RBG’s Legacy Can Guide High Court In Oracle Copyright Case

This post first appeared on Law360. As America mourns the passing of one of its great civil rights icons and judicial pathmakers — Justice Ruth Bader Ginsburg — stakeholders and other observers must not only contemplate what her absence means for the upcoming election but also next month’s start of oral arguments at the U.S. … Continue reading “RBG’s Legacy Can Guide High Court In Oracle Copyright Case”

Congratulations to Shira Perlmutter: 14th United States Register of Copyrights

On September 21, 2020, Librarian of Congress Dr. Carla Hayden announced that she has appointed Shira Perlmutter Register of Copyrights and Director of the United States Copyright Office. Ms. Perlmutter has a deep knowledge of copyright law and policy, as well as an appreciation for the nuance with which domestic and international copyright issues must … Continue reading “Congratulations to Shira Perlmutter: 14th United States Register of Copyrights”

New Da Vinci Article on the Harmonization of Copyright and Communications Law

The Richmond Journal of Law and Technology (JOLT) has just published a new article by Professor Stuart N. Brotman, the inaugural Howard Distinguished Endowed Professor of Media Management and Law and Beaman Professor of Journalism and Electronic Media at the University of Tennessee, Knoxville. The article, Intersecting Points in Parallel Lines: Toward Better Harmonization of … Continue reading “New Da Vinci Article on the Harmonization of Copyright and Communications Law”

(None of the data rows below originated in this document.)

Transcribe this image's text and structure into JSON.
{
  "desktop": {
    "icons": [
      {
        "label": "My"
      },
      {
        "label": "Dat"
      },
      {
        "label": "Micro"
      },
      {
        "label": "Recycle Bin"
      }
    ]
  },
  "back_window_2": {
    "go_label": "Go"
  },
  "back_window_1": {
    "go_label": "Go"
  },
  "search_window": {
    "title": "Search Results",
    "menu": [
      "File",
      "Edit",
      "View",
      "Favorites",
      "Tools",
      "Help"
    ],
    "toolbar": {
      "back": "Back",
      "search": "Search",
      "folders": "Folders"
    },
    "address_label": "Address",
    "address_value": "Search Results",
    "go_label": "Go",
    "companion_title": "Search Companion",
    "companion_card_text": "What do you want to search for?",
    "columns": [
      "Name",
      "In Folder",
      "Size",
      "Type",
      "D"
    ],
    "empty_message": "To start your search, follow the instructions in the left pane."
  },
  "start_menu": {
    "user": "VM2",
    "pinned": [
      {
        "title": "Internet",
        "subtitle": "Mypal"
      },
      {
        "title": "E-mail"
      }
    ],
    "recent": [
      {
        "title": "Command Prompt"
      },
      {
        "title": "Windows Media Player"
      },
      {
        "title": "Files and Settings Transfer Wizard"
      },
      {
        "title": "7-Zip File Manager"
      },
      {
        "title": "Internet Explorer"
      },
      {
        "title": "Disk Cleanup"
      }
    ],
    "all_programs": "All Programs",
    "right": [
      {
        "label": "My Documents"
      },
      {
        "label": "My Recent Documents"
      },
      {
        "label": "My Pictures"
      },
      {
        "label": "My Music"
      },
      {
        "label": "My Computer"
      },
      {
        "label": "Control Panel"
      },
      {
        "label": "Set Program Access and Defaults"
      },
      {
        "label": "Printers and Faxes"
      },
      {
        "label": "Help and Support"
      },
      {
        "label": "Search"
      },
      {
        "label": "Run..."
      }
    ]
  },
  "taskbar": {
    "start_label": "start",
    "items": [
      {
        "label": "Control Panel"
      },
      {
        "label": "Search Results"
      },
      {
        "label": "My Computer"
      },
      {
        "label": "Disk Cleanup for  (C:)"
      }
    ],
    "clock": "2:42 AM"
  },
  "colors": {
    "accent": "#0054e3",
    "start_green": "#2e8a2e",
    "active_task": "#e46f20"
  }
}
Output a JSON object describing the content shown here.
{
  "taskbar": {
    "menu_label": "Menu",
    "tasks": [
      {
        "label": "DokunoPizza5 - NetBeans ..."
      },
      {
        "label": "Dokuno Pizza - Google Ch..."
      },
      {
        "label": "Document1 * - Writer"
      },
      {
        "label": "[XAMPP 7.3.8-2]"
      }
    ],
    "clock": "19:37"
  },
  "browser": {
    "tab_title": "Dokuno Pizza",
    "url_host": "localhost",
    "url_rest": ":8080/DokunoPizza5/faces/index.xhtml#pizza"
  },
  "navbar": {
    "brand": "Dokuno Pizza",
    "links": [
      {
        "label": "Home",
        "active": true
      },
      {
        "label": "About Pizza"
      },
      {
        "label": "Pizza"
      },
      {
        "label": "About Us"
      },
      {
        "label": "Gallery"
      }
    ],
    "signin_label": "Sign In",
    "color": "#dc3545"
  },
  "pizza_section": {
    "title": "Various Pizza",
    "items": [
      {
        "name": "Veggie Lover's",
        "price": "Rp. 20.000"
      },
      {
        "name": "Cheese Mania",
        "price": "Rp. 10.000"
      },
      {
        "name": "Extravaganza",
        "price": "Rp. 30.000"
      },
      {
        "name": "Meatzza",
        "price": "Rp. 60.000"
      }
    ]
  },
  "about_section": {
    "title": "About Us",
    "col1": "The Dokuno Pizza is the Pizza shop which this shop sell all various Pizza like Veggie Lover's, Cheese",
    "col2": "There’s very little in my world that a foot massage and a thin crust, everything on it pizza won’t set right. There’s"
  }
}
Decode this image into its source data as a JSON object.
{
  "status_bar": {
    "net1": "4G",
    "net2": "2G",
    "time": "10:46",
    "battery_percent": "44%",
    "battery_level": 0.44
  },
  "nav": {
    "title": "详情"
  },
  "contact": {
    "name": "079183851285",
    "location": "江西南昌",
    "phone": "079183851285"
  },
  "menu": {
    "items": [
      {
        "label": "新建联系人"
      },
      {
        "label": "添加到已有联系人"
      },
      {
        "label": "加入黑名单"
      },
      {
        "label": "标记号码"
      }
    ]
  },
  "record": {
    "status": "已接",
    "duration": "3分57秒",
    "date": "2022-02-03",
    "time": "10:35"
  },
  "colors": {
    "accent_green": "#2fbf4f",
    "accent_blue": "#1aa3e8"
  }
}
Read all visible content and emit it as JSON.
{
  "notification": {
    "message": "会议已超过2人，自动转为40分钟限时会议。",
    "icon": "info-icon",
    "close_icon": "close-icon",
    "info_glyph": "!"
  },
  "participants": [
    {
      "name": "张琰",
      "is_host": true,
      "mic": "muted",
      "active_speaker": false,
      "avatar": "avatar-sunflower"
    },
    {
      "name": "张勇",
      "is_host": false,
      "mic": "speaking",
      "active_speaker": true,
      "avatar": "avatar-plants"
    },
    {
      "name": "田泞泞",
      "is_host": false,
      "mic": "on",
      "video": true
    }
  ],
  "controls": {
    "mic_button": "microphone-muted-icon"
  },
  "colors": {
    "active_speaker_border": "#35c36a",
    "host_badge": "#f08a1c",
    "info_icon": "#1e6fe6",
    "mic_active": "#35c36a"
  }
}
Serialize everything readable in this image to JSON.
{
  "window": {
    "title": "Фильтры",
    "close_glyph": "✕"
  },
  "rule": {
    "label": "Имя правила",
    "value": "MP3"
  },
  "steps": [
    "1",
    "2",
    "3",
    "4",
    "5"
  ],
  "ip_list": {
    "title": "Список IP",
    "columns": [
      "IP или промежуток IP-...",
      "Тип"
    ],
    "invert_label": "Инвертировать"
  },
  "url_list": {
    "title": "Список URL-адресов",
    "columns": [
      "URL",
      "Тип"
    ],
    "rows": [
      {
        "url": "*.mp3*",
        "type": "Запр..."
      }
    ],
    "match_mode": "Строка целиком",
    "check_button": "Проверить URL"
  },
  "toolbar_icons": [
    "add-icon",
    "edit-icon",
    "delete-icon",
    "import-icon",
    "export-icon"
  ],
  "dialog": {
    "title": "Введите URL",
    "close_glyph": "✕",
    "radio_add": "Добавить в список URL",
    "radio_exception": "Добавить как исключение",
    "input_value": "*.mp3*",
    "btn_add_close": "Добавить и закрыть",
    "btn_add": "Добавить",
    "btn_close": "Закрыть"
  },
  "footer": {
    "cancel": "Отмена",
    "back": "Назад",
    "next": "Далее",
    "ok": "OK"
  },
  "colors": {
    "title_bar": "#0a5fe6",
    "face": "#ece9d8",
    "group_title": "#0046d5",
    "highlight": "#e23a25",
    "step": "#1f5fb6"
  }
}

CPIP Roundup – August 31, 2020

Greetings from CPIP Executive Director Sean O’Connor August has seen the beginning of a highly unusual school year, but I hope everyone is continuing to stay safe. And, since even a pandemic can’t keep the world from having a busy back-to-school month, I’ll keep this month’s note short. First, we’re gearing up for The Evolving … Continue reading “CPIP Roundup – August 31, 2020”

CPIP’s Sandra Aistars Joins Artomatic Panel on Copyright Protection for Visual Artists

The following post comes from Liz Velander, a recent graduate of Scalia Law and a Research Assistant at CPIP. By Liz Velander As part of its ongoing series about the copyright licensing process, Artomatic hosted a virtual panel for visual artists last week to discuss how to protect their creative works. The panel focused on … Continue reading “CPIP’s Sandra Aistars Joins Artomatic Panel on Copyright Protection for Visual Artists”

Senate IP Subcommittee Hearing Addresses Intersection of DMCA and Fair Use

The following post comes from Yumi Oda, an LLM Candidate at Scalia Law and a Research Assistant at CPIP. By Yumi Oda As part of its year-long review of the Digital Millennium Copyright Act (DMCA), the Senate Subcommittee on Intellectual Property tackled yet another contentious issue in our copyright system—fair use. A virtual online hearing, … Continue reading “Senate IP Subcommittee Hearing Addresses Intersection of DMCA and Fair Use”

Senator Ron Wyden, Stop Harming Independent Creators

Here’s a brief excerpt of a post by CPIP Senior Scholar Eric Priest and Professor Sean Pager that was published at IPWatchdog: As the current pandemic eviscerates jobs throughout our economy, Congress has a rare opportunity to improve the lot of one long-besieged group of workers: creators. Authors, songwriters, photographers, artists, filmmakers, and many other … Continue reading “Senator Ron Wyden, Stop Harming Independent Creators”

IP Scholars File Comments with OSTP on Public Access to Scholarly Publications

A group of intellectual property scholars filed comments yesterday with the Office of Science and Technology Policy (OSTP), asking it to forgo its plans to make all federally-funded scholarly publications free and open to the public upon initial publication. The comments were submitted in response to a notice of Request for Information (RFI) that was … Continue reading “IP Scholars File Comments with OSTP on Public Access to Scholarly Publications”

Copyright Notebook: Observations on Copyright in the Time of COVID-19

The Indomitable Spirit of Artists Heroes are everywhere. We all give thanks for the selfless efforts of medical professionals, first responders, delivery drivers, gig economy workers, grocery and pharmacy staff, and the many other individuals who daily place themselves at the center of the coronavirus pandemic in order to make our quarantined lives safe and … Continue reading “Copyright Notebook: Observations on Copyright in the Time of COVID-19”

Supreme Court Paves Way for Revoking State Sovereign Immunity for Copyright Infringement

Last week, the Supreme Court handed down its unanimous judgment in Allen v. Cooper, a copyright case involving both actual and metaphorical pirates. The actual pirate was Edward Teach, better known as Blackbeard, who captured a French ship in the Indies, renamed it Queen Anne’s Revenge, used it for piracy, and then later ran it … Continue reading “Supreme Court Paves Way for Revoking State Sovereign Immunity for Copyright Infringement”